It was Sessions’ deeply troubling voting rights record that convinced Coretta Scott King to oppose his confirmation. And it is Abudu’s commitment to protecting our democracy today — including her crucial experience protecting the right to vote — that has won her the strong support of civil rights organizations that for decades have scrutinized the records of judicial nominees.
Since 2019, Abudu has worked at the Southern Poverty Law Center (SPLC) — a member of our coalition — where she currently serves as the director of strategic litigation. She joined SPLC to help establish its Voting Rights Practice Group after spending years litigating on behalf of clients seeking equal access to the ballot box with the ACLU’s Voting Rights Project and the ACLU of Florida. Her extensive legal experience includes work on several cases to protect the right to vote for many marginalized communities — including formerly incarcerated people, low-income people, people of color, and people with disabilities.
This matters tremendously, especially given the number of civil rights cases the Eleventh Circuit hears and the historic exclusion and underrepresentation of civil rights lawyers on the federal bench. It also matters that — if confirmed — Abudu would be the first Black woman to ever serve on the Eleventh Circuit and the first Black person ever to serve in a Georgia seat on this court. The Eleventh Circuit is home to nearly 8 million Black people, yet Abudu would be only the third Black judge in the court’s history.
Courts that are more racially diverse include the perspectives of communities who have been traditionally excluded from seats of power. We also know that judges from different legal and demographic backgrounds infuse more viewpoints into judges’ conversations and that diverse courts help communities trust that judicial decisions are not biased in favor of a select few. This is the potential impact of Abudu’s confirmation.
Coretta Scott King also knew this was critically important: “The federal courts hold a unique position in our constitutional system, ensuring that minorities and other citizens without political power have a forum in which to vindicate their rights,” she wrote in her 1986 letter to the Senate Judiciary Committee. “Because of this unique role, it is essential that the people selected to be federal judges respect the basic tenets of our legal system: respect for individual rights and a commitment to equal justice for all.”
Nancy Abudu will be that kind of judge — a fair-minded jurist committed to equal justice and the protection of civil rights.
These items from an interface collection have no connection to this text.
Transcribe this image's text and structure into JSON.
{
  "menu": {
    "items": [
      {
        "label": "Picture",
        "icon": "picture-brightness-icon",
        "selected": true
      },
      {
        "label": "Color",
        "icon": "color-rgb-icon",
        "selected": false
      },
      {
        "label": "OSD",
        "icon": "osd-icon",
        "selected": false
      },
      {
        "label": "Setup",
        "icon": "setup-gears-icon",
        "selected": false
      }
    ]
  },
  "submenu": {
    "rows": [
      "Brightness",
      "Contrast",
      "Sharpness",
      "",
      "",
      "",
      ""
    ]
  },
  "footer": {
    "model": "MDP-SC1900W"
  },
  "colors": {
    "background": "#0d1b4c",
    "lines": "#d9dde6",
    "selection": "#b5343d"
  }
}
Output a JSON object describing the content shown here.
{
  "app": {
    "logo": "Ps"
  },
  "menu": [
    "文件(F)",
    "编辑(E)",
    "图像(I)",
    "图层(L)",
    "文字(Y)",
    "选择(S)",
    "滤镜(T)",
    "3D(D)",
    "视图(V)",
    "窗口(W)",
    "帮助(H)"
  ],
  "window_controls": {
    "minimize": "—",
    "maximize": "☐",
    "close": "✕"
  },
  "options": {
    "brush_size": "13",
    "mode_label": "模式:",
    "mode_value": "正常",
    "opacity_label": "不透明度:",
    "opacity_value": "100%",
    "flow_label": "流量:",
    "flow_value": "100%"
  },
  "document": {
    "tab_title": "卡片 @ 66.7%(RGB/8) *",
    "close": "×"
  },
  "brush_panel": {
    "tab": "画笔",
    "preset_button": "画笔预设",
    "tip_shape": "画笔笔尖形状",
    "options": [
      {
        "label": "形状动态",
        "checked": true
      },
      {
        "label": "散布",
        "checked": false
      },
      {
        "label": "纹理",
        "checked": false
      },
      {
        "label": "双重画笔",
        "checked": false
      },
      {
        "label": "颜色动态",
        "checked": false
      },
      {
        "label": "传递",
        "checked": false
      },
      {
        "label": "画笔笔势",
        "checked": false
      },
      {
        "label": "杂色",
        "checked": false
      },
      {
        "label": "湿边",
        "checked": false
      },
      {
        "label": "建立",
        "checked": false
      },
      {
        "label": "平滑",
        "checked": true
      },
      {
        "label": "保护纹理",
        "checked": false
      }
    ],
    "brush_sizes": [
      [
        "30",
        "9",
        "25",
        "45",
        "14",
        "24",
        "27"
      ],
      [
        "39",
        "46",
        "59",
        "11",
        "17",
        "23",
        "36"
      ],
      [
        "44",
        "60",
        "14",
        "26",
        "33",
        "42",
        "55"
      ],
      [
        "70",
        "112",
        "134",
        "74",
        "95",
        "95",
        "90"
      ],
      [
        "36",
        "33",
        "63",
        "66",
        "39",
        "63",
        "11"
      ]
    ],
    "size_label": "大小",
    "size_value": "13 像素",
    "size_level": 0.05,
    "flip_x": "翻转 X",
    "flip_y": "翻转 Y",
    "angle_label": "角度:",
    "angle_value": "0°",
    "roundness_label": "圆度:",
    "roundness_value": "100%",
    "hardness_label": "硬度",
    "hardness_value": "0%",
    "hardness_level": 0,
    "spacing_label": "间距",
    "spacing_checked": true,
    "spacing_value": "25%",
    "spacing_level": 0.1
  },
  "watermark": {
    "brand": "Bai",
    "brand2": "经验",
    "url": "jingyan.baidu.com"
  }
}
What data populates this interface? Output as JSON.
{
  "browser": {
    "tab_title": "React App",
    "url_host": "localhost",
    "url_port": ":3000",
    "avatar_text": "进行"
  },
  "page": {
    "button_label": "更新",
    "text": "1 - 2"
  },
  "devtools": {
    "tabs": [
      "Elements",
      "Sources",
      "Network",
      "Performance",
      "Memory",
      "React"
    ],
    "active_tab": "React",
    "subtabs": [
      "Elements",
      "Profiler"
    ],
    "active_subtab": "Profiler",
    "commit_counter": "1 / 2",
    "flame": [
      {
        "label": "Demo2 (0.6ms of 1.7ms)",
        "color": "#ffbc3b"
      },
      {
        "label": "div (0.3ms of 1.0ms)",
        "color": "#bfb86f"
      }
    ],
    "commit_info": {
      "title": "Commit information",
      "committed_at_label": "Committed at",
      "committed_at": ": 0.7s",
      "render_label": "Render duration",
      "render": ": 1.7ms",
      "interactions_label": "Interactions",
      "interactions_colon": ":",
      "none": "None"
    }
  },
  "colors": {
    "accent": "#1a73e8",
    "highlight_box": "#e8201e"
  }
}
And the truth is this: As communities within the Eleventh Circuit and throughout the nation face a level of challenges to their freedom to vote not seen since the Jim Crow era, our judiciary will greatly benefit from the service of judges like Abudu — who has dedicated her career to strengthening our democracy.
We call on the Senate to confirm Nancy Abudu to the U.S. Court of Appeals for the Eleventh Circuit without delay.